### Records supplied:
┌────────

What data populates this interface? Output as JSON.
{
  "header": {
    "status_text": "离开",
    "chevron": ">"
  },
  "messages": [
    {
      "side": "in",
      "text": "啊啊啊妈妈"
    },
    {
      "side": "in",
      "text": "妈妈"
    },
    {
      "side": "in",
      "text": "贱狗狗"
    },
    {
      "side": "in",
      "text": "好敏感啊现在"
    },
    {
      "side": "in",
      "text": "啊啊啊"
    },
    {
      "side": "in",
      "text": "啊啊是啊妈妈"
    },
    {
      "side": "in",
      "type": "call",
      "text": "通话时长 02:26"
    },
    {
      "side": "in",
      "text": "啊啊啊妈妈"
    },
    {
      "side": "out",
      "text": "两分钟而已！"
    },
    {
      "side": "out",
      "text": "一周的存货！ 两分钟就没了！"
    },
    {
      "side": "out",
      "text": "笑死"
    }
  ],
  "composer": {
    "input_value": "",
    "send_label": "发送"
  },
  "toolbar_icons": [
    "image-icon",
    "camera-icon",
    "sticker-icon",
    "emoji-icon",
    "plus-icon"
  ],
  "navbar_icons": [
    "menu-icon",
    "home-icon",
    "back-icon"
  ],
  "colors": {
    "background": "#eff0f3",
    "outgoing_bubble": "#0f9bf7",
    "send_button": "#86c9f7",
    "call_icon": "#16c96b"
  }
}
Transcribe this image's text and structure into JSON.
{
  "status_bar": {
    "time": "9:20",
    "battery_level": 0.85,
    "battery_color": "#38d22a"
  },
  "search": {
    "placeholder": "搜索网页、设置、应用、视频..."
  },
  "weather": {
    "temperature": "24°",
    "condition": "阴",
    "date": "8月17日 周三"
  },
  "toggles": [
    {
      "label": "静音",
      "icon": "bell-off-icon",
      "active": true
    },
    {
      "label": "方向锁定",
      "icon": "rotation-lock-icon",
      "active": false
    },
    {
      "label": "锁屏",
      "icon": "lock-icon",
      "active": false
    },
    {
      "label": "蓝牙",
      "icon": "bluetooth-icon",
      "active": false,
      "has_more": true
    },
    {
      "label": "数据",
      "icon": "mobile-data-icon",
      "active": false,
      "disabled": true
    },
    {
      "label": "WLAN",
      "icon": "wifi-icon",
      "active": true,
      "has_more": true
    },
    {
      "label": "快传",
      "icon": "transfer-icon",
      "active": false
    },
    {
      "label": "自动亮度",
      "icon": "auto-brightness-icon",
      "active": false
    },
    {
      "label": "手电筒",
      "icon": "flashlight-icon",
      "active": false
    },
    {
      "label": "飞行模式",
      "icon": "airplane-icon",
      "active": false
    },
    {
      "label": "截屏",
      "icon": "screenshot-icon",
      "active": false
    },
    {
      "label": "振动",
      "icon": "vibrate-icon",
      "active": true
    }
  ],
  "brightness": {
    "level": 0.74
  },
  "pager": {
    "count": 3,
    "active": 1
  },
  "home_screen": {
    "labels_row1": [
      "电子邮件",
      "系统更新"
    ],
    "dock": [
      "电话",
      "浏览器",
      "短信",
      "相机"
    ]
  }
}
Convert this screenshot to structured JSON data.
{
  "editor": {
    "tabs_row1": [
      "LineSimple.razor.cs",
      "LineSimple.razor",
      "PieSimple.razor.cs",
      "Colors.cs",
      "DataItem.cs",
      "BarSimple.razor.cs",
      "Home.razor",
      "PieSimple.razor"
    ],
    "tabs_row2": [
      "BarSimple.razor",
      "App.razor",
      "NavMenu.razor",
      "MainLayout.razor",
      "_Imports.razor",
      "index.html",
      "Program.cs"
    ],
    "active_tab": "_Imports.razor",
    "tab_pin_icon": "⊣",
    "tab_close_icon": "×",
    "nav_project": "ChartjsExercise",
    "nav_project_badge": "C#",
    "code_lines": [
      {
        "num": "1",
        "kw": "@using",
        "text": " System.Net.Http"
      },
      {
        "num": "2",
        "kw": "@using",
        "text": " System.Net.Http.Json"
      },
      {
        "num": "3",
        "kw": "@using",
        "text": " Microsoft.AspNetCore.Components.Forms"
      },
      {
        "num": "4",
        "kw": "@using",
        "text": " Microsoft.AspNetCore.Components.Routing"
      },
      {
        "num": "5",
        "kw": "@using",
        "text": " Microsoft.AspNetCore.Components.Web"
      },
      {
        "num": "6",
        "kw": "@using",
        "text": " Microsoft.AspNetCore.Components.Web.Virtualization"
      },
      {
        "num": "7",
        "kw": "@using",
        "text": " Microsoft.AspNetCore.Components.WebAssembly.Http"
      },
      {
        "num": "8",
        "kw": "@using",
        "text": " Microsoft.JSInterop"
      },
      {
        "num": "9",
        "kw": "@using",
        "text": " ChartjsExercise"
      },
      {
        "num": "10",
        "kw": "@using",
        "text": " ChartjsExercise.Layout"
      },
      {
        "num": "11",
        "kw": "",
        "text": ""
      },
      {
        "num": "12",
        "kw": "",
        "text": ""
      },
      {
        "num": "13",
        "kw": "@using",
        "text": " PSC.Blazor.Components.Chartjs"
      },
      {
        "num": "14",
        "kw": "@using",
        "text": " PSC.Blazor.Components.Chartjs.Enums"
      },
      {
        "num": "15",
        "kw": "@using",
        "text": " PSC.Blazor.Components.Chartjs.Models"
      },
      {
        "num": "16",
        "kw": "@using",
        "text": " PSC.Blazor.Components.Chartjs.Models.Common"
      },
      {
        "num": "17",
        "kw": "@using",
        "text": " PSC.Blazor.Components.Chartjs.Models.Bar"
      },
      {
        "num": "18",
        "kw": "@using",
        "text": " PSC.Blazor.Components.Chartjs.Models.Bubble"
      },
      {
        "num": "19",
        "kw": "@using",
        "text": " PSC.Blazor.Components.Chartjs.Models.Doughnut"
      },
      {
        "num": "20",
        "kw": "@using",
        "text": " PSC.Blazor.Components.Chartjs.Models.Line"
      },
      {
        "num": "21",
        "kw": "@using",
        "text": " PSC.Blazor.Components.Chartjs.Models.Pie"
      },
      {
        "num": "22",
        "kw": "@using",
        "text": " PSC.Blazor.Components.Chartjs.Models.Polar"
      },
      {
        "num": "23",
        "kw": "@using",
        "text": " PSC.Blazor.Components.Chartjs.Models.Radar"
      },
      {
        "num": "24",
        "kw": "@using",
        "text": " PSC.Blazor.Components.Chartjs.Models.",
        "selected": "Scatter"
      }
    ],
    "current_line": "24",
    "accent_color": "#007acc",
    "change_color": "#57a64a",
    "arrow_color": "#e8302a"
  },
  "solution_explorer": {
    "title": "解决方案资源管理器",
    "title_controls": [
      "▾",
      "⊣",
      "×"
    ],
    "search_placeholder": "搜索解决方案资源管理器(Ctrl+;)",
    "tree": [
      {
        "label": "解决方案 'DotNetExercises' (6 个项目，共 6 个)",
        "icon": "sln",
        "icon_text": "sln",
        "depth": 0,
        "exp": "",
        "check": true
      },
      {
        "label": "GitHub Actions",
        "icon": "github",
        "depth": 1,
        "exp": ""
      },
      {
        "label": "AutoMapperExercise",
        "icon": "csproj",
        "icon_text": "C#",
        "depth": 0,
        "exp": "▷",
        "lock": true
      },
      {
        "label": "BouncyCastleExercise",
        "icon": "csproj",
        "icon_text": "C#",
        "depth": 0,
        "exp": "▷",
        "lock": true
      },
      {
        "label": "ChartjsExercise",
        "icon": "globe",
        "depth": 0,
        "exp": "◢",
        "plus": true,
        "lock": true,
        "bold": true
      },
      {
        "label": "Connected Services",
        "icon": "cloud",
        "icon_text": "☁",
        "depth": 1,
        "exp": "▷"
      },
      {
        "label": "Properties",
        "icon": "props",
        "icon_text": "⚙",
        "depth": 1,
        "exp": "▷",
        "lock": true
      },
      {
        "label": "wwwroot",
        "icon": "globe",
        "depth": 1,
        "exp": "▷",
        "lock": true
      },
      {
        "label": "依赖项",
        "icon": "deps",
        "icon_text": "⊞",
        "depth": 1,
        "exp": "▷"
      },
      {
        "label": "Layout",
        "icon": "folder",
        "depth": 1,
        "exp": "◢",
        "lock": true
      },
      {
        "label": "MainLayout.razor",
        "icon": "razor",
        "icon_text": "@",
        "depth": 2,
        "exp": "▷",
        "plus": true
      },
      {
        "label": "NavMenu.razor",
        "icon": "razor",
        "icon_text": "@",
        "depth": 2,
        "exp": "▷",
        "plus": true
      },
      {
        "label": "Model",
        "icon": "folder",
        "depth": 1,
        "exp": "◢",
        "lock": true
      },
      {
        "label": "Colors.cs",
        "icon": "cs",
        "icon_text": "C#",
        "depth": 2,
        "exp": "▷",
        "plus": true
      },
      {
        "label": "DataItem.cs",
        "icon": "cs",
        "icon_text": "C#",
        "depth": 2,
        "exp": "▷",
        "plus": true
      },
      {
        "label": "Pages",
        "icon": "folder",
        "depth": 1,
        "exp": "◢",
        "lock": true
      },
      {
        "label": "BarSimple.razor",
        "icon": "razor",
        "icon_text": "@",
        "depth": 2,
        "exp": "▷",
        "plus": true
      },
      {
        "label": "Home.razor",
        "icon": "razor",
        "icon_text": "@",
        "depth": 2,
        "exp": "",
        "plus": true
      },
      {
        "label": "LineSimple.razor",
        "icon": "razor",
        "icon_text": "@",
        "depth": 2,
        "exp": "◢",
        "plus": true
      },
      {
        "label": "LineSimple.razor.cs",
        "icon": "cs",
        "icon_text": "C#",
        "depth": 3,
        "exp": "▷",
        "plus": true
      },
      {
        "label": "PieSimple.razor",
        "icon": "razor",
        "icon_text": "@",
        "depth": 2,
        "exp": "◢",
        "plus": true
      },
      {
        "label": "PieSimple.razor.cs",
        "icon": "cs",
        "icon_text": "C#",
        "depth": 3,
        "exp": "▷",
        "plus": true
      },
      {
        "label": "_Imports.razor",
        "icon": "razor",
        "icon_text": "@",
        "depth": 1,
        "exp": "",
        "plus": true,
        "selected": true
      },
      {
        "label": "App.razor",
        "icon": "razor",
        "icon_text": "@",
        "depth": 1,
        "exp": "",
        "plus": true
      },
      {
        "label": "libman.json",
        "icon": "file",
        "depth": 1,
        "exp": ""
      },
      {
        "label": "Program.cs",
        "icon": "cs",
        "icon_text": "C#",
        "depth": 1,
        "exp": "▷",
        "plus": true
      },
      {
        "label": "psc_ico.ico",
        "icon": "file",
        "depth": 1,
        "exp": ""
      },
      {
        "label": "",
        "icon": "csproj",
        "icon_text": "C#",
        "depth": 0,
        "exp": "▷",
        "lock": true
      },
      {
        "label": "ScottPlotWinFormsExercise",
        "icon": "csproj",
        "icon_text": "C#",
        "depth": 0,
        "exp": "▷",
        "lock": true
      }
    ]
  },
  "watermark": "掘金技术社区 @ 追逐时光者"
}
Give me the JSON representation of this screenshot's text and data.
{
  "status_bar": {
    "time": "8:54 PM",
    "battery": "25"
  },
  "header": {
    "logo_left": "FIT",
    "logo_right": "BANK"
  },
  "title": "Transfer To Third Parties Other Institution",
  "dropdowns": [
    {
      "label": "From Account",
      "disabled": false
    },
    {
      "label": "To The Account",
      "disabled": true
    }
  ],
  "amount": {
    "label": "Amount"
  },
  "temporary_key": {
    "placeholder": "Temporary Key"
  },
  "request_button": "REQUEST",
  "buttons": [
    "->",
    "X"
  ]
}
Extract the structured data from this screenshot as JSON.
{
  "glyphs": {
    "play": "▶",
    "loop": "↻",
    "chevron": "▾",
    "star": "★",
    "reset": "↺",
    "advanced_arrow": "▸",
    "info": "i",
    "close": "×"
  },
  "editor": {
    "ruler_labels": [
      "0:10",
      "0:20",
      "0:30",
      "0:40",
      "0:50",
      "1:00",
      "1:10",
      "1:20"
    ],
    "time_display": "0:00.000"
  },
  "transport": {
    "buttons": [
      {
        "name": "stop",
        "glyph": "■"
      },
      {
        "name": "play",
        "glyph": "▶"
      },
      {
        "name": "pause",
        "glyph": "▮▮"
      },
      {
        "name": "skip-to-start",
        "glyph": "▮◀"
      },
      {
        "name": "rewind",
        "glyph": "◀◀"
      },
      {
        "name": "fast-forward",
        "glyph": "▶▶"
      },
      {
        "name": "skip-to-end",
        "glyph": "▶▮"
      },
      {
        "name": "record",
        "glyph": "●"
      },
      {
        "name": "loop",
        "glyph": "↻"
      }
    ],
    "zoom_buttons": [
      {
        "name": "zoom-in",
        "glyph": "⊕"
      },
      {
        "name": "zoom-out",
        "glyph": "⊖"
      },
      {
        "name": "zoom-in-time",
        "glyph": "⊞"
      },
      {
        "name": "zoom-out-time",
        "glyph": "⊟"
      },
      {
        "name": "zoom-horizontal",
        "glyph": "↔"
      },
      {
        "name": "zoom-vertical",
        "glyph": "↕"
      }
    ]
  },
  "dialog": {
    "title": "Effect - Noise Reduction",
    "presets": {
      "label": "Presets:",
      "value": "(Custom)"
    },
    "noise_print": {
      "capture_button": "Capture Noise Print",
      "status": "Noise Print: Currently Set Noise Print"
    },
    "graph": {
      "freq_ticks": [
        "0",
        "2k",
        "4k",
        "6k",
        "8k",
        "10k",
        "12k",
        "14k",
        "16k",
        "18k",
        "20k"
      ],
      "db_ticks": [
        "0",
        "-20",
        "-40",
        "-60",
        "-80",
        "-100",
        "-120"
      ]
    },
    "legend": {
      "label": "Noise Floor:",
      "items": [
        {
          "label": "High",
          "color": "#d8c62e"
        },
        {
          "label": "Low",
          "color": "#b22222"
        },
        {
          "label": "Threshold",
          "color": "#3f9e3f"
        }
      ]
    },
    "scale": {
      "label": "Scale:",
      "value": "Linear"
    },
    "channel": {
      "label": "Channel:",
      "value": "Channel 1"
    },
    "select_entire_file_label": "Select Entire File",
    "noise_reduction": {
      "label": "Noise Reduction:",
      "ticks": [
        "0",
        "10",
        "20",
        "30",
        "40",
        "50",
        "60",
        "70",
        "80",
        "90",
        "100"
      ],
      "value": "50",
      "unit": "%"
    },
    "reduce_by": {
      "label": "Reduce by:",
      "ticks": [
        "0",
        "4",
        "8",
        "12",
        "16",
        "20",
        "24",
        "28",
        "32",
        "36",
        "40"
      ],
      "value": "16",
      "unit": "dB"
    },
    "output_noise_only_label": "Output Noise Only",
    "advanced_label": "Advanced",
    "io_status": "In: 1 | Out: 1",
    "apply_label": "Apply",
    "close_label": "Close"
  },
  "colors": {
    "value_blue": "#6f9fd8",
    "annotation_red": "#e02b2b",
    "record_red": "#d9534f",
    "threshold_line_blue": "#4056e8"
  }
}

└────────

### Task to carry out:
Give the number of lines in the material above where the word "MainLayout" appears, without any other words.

### Exercise output:
2